Given records:
+===+

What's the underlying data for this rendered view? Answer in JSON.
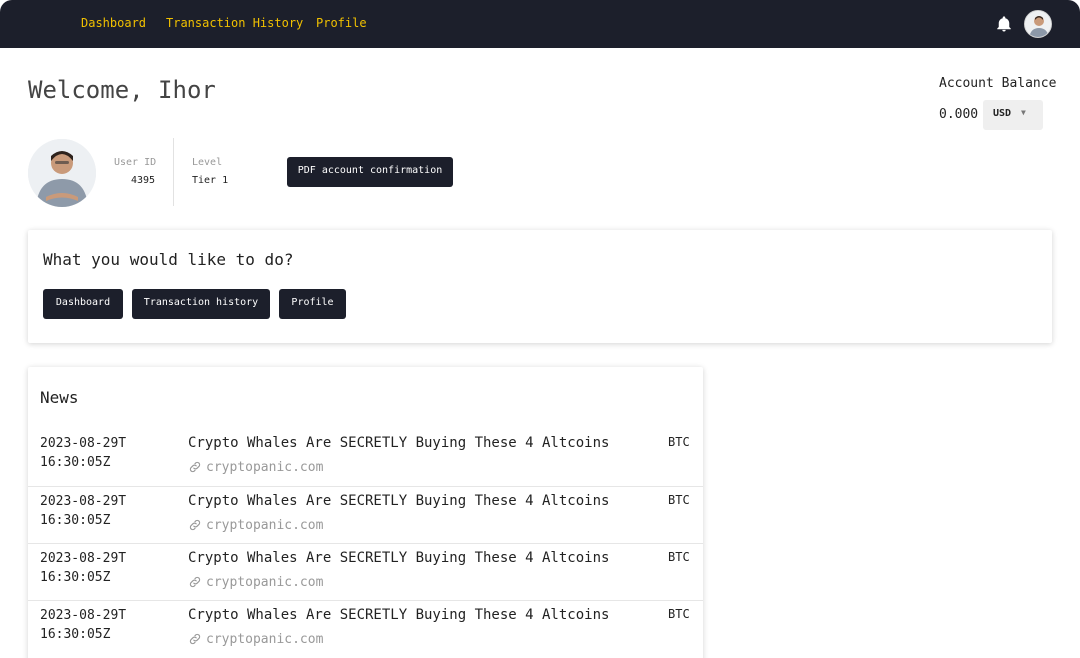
{
  "nav": {
    "links": [
      "Dashboard",
      "Transaction History",
      "Profile"
    ]
  },
  "header": {
    "welcome": "Welcome, Ihor"
  },
  "balance": {
    "label": "Account Balance",
    "value": "0.000",
    "currency": "USD"
  },
  "profile": {
    "user_id_label": "User ID",
    "user_id": "4395",
    "level_label": "Level",
    "level": "Tier 1",
    "pdf_button": "PDF account confirmation"
  },
  "actions": {
    "title": "What you would like to do?",
    "buttons": [
      "Dashboard",
      "Transaction history",
      "Profile"
    ]
  },
  "news": {
    "title": "News",
    "items": [
      {
        "date": "2023-08-29T",
        "time": "16:30:05Z",
        "headline": "Crypto Whales Are SECRETLY Buying These 4 Altcoins",
        "source": "cryptopanic.com",
        "tag": "BTC"
      },
      {
        "date": "2023-08-29T",
        "time": "16:30:05Z",
        "headline": "Crypto Whales Are SECRETLY Buying These 4 Altcoins",
        "source": "cryptopanic.com",
        "tag": "BTC"
      },
      {
        "date": "2023-08-29T",
        "time": "16:30:05Z",
        "headline": "Crypto Whales Are SECRETLY Buying These 4 Altcoins",
        "source": "cryptopanic.com",
        "tag": "BTC"
      },
      {
        "date": "2023-08-29T",
        "time": "16:30:05Z",
        "headline": "Crypto Whales Are SECRETLY Buying These 4 Altcoins",
        "source": "cryptopanic.com",
        "tag": "BTC"
      }
    ]
  },
  "icons": {
    "bell": "bell-icon",
    "avatar": "user-avatar",
    "link": "link-icon",
    "caret": "caret-down-icon"
  },
  "colors": {
    "nav_bg": "#1c1f2b",
    "nav_link": "#f0c000",
    "button_bg": "#1c1f2b"
  }
}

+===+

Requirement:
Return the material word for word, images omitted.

Task result:
What's the underlying data for this rendered view? Answer in JSON.
{
  "nav": {
    "links": [
      "Dashboard",
      "Transaction History",
      "Profile"
    ]
  },
  "header": {
    "welcome": "Welcome, Ihor"
  },
  "balance": {
    "label": "Account Balance",
    "value": "0.000",
    "currency": "USD"
  },
  "profile": {
    "user_id_label": "User ID",
    "user_id": "4395",
    "level_label": "Level",
    "level": "Tier 1",
    "pdf_button": "PDF account confirmation"
  },
  "actions": {
    "title": "What you would like to do?",
    "buttons": [
      "Dashboard",
      "Transaction history",
      "Profile"
    ]
  },
  "news": {
    "title": "News",
    "items": [
      {
        "date": "2023-08-29T",
        "time": "16:30:05Z",
        "headline": "Crypto Whales Are SECRETLY Buying These 4 Altcoins",
        "source": "cryptopanic.com",
        "tag": "BTC"
      },
      {
        "date": "2023-08-29T",
        "time": "16:30:05Z",
        "headline": "Crypto Whales Are SECRETLY Buying These 4 Altcoins",
        "source": "cryptopanic.com",
        "tag": "BTC"
      },
      {
        "date": "2023-08-29T",
        "time": "16:30:05Z",
        "headline": "Crypto Whales Are SECRETLY Buying These 4 Altcoins",
        "source": "cryptopanic.com",
        "tag": "BTC"
      },
      {
        "date": "2023-08-29T",
        "time": "16:30:05Z",
        "headline": "Crypto Whales Are SECRETLY Buying These 4 Altcoins",
        "source": "cryptopanic.com",
        "tag": "BTC"
      }
    ]
  },
  "icons": {
    "bell": "bell-icon",
    "avatar": "user-avatar",
    "link": "link-icon",
    "caret": "caret-down-icon"
  },
  "colors": {
    "nav_bg": "#1c1f2b",
    "nav_link": "#f0c000",
    "button_bg": "#1c1f2b"
  }
}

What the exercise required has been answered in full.